In-between those initiatives, we run Love Week, Health & Wellbeing Month, movie nights, quiz nights, and the company also partakes in a triathlon annually, so our engagement calendar is busy.
EM: The UAE has an incredibly cosmopolitan work force. Should that impact company approaches to employee engagement?
CE: Yes, of course. I do believe strongly in hiring for culture and we are open about the culture and engagement initiatives during the interview process. Being in the Middle East there are considerations around the type of engagement you can do however, our team comprises of over 80% being millennials, 36 different nationalities and with a 1:1 gender mix, we run various initiatives to meet everyone’s taste from bowling nights to brunches.
EM: What are some of the most important HR and employee engagement trends you’ve seen in recent years?
CE: There is a lot of focus on engagement and I believe companies are realising that addressing engagement, whether through brown paper-bag lunches or engagement surveys, is becoming a priority in order to attract and retain talent in an ever-competitive employment landscape.
Doing the survey does not, in and of itself, drive engagement. You need to action the results and hold managers responsible. It needs to be a focus and appear on each manager’s balance scorecard and in their KPIs.
EM: How do you see the HR and talent development role evolving in the future?

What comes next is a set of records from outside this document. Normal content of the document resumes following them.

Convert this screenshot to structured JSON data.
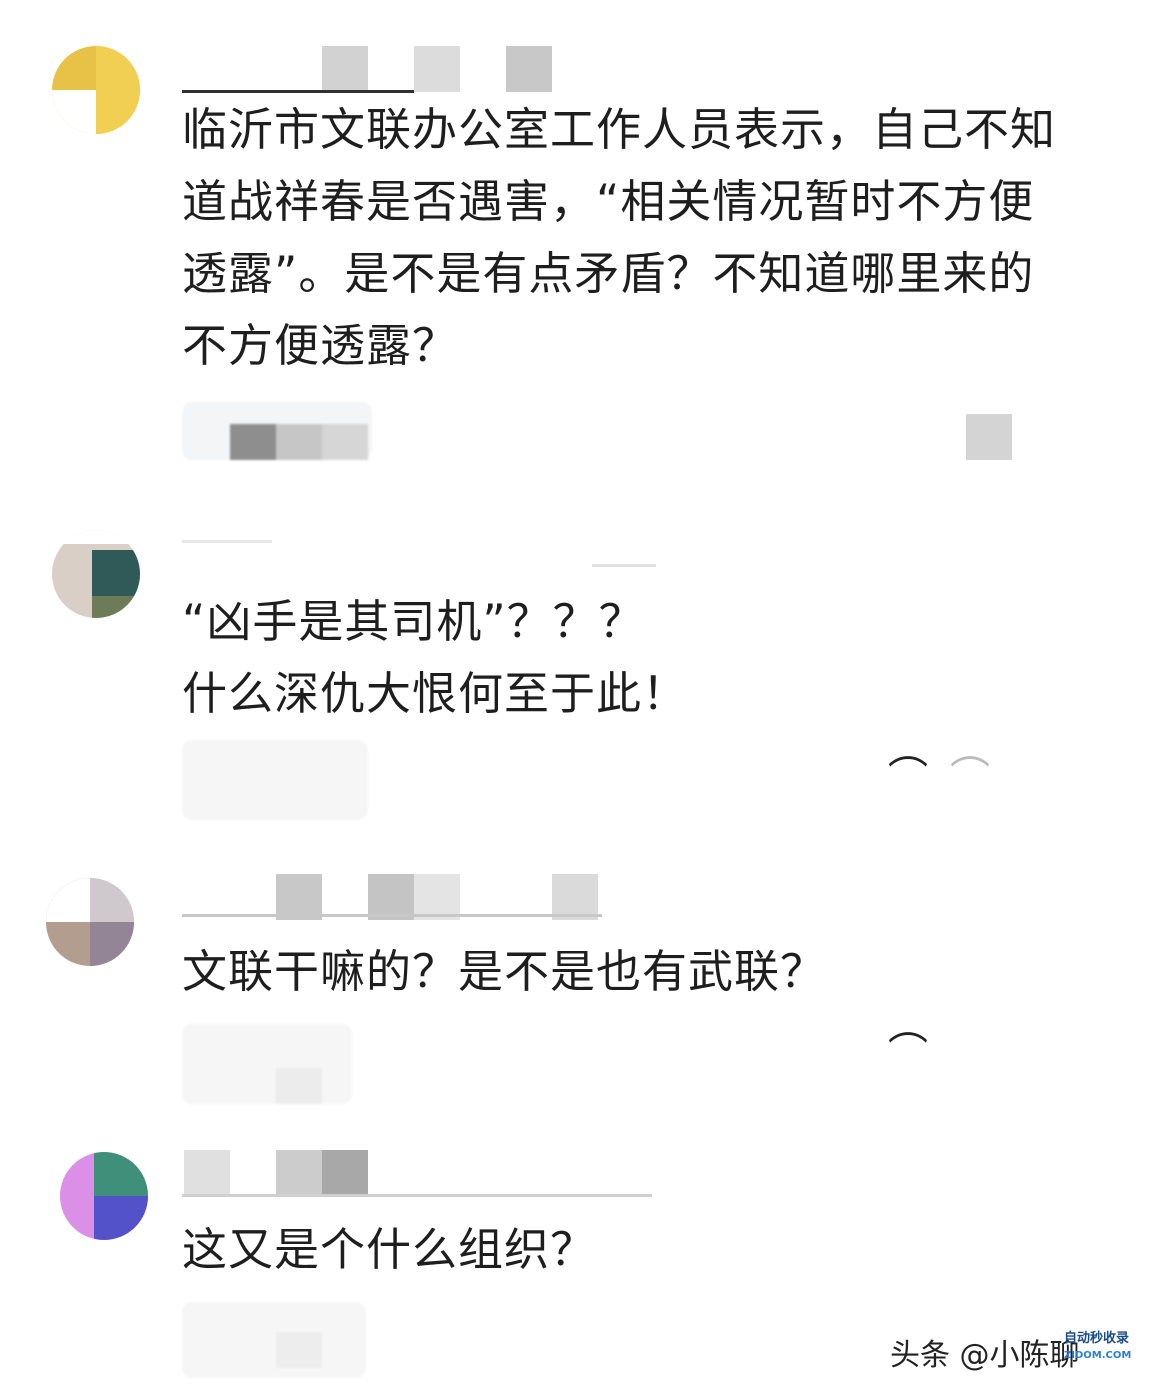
{
  "comments": [
    {
      "lines": [
        "临沂市文联办公室工作人员表示，自己不知",
        "道战祥春是否遇害，“相关情况暂时不方便",
        "透露”。是不是有点矛盾？不知道哪里来的",
        "不方便透露？"
      ]
    },
    {
      "lines": [
        "“凶手是其司机”？？？",
        "什么深仇大恨何至于此！"
      ],
      "like_icon": "like-icon"
    },
    {
      "lines": [
        "文联干嘛的？是不是也有武联？"
      ],
      "like_icon": "like-icon"
    },
    {
      "lines": [
        "这又是个什么组织？"
      ]
    }
  ],
  "watermark": {
    "text": "头条 @小陈聊",
    "logo_line1": "自动秒收录",
    "logo_line2": "ZIDOM.COM"
  },
  "colors": {
    "text": "#1e1e1e",
    "mosaic_light": "#e6e6e6",
    "mosaic_mid": "#cfcfcf",
    "mosaic_dark": "#8c8c8c"
  }
}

CE: The buzzwords are data and digital as HR moves forward. When it comes to talent development and other areas, HR will need to get clever about how to use data to support its own agenda and get a slice of the pie.